Figure 2: Global Powers of Luxury Goods Top 10, FY2019
The Canadian fashion brand Canada Goose lost its top position as the fastest-growing company, which it held for the previous two years, to the Swiss luxury watchmaker Richard Mille. The sharp rise in estimated FY2019 sales was due mainly to the full integration of Richard Mille's retail operations. Excluding this reorganisation, Richard Mille's organic sales growth was around 20%. The fastest 20 rankings are based on the compound annual growth rate (CAGR) in luxury goods sales over a three-year period. For this year's study, the top 100 companies have been ranked based on their FY2016-2019 CAGR. Richard Mille saw growth of 200% in luxury goods sales, jumping from sixth to first place.
The pandemic crisis as an accelerator
With 2020 expected to be a challenging year for many companies in the luxury goods industry, the pandemic is proving to be an accelerator for brands to adopt new paradigms of value creation.
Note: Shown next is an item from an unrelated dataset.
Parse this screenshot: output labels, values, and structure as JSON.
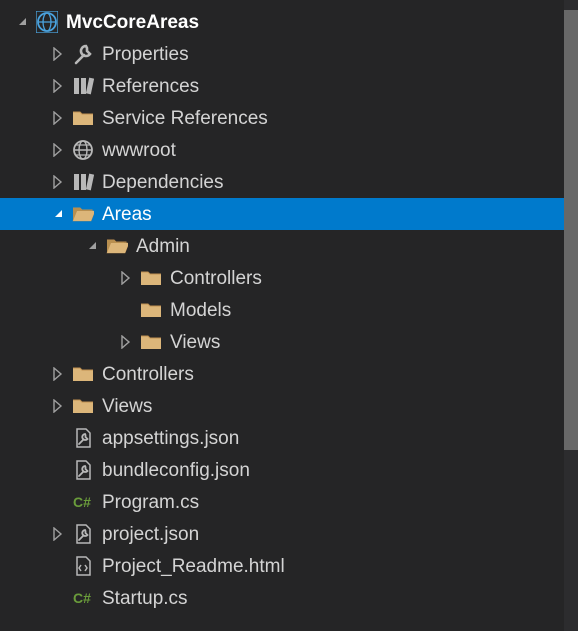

Luxury goods companies are leveraging digital technologies to augment the existing retail experience for their customers. "Luxury goods companies have been investing significantly in sustainable technologies and other measures, such as carbon offsetting to fight against climate change", says Karine Szegedi. "While this is not limited to innovation in the supply chain, embracing new values and perspectives in response to the evolving needs of consumers and the environment can act as a game-changer."
About Global Powers of Luxury Goods
The report identifies the 100 largest luxury goods companies globally, based on the consolidated sales of luxury goods in FY2019 (for fiscal years ending through 31 December 2019)*, using publicly available data, and evaluates their performance across geographies and product sectors. It also discusses the key trends shaping the luxury market.
* Since the first Global Powers of Luxury Goods report was produced in 2014, a mid-year fiscal year has been used, i.e. for the Global Powers of Luxury Goods 2019 report, FY2017 meant fiscal year end dates from 1 July 2017 to 30 June 2018. For the Global Powers of Luxury Goods 2020 report, we have changed to a calendar year fiscal year definition, i.e. FY2019 means fiscal year end dates from 1 January to 31 December 2019. Growth calculations (CAGR and year-on-year) are also based on calendar year data for financial years FY2016 to FY2019.